It has been the most difficult year I have seen over my lifetime. But I will say it has also been inspiring. I have been inspired by the ability of our community and its leaders to come together. Leadership in Columbus has been able to connect in new and sometimes surprising ways to support and meet continually changing needs. 

Betsy Covington at the Community Foundation and Ben Moser at United Way acted very early in the year to coordinate COVID Response calls to keep Columbus connected, positive, and focused throughout much of this crisis year. Their efforts and the efforts of others to join hands and find out-of-the-box solutions in the moment has been very encouraging.

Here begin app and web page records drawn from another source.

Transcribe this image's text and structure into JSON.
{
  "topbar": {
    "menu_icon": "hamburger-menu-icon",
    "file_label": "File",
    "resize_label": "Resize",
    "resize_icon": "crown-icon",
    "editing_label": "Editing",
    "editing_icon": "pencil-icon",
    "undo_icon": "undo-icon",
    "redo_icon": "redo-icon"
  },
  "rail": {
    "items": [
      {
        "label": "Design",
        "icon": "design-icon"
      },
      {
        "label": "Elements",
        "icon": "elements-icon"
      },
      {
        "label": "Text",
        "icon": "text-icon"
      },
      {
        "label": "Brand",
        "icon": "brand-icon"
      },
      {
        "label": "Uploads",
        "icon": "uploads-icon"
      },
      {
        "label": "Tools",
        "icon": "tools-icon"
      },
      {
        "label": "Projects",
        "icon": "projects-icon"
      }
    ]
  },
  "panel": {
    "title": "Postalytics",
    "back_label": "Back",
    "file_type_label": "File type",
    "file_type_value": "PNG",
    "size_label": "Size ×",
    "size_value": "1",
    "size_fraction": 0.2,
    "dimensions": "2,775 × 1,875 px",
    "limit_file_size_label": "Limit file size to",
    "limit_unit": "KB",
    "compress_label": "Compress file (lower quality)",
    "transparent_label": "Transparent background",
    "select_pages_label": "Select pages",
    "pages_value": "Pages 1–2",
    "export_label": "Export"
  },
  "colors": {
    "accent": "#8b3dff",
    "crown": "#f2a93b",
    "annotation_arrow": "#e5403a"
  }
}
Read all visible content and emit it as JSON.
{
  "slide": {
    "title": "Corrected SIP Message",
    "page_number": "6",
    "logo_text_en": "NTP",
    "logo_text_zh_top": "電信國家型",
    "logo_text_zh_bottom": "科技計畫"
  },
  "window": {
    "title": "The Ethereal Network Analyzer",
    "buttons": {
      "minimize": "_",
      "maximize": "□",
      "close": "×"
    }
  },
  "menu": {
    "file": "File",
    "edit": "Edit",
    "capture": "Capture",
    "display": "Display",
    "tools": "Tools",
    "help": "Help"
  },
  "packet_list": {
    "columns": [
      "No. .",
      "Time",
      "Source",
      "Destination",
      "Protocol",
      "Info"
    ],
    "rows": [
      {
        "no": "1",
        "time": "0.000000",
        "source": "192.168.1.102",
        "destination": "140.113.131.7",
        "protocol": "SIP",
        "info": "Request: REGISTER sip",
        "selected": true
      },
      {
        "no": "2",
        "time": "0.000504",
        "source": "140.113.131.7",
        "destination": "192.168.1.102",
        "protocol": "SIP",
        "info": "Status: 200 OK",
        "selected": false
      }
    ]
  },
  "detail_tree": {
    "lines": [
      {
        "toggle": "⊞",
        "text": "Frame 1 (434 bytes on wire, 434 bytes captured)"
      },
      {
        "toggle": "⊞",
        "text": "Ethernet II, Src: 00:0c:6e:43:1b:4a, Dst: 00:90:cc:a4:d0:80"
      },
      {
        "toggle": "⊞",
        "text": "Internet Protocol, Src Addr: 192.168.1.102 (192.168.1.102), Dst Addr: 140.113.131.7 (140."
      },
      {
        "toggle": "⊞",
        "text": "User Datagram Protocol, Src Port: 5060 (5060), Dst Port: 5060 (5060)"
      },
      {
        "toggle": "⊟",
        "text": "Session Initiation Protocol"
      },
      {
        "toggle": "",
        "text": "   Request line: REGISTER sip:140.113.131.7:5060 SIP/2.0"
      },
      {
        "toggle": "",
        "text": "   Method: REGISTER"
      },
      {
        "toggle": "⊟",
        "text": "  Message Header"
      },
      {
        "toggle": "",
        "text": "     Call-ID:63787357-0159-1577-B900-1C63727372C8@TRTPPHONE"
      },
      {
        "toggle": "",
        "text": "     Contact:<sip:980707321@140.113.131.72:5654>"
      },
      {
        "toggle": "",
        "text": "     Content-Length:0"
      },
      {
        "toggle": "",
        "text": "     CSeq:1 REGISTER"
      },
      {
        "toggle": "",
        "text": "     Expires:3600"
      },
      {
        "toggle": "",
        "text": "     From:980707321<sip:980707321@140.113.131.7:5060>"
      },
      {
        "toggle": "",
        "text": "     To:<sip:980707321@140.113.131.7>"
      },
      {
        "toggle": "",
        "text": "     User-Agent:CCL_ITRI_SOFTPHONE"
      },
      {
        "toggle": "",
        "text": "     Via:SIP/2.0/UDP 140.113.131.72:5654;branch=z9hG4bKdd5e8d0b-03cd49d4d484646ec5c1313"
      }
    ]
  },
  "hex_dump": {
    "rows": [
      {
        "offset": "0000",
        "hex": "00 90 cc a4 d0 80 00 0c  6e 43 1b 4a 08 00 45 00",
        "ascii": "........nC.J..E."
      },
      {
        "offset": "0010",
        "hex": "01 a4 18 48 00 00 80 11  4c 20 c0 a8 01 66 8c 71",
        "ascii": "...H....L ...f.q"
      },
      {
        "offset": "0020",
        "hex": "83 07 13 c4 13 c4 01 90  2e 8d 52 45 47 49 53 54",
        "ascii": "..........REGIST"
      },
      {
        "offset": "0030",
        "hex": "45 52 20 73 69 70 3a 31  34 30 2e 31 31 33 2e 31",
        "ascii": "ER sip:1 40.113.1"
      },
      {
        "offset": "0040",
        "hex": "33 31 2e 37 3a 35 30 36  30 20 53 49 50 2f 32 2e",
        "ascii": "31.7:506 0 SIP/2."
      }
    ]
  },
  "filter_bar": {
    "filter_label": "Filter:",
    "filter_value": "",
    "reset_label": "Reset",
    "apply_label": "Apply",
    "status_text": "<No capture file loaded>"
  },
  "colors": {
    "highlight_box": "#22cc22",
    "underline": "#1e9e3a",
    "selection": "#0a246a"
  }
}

While seeing these efforts gives hope to myself and (I’m sure) to others, our Hiring Well, Doing Good (HWDG) partners also know there will be many additional challenges to address and emerging issues to tackle in the future. We began to talk about the shifts that were happening with our own efforts in Columbus. We heard about the new practices that our business and nonprofit partners were having to adopt and the heightened needs that continue to arise among the populations we serve. 

Our subcommittees began to ask, “What can we learn from our ability to pivot in 2020 that will allow us to react more effectively and responsively in 2021?” This question led us to develop a series of events focused on The Changing COVID Workforce

Our first event in this series will be held on January 21, 2021. This event will address Economic Forces During a Pandemic: How COVID is Shaping the Labor Market. During this event we examine the labor-supply gaps that exist and look at business policies and practices that impact workforce participation. This discussion will set the stage for later events and will consider the need for possible shifts in training and hiring practices. 

Our second event in the series will be on March 24 and will examine how we leverage our community assets to mitigate the impact of COVID. Betsy Covington and Ben Moser are going to speak during this event and help us think through what our community did really well in 2020. We will discuss how we can leverage what we have learned to navigate 2021 and to improve our community in the future. The final event on May 19 will focus on maintaining the strength of our workforce.

All three of these discussions will help us prepare to successfully repair our local economy in light of the COVID-related adjustments we have been forced to make along the way. We need to be sure that businesses (large and small) can prosper while keeping all people in our community safe and avoiding as much collateral damage from this virus as possible. 

There are also some existing issues that COVID has shined a light on. In comparison to other areas of the country, Columbus has very low average wages. This has created a situation locally where national stimulus efforts may harm our local economy disproportionately. In some cases, businesses have shared that their challenges in hiring additional labor have hamstrung their efforts to produce at scale or accept additional contracts. In other cases, employers have had to scale down production due to workforce restrictions. These situations open up an essential conversation about both average and living wages in Columbus, because it’s important for everyone to earn enough to support their families.

Ultimately, I see a heart at work in our community that is something I don’t believe you can find everywhere. There is a genuine and pervasive desire to work together for the common good. This is something special about Columbus, and I believe the Changing COVID Workforce event series will allow us to take greater advantage of our outstanding community spirit.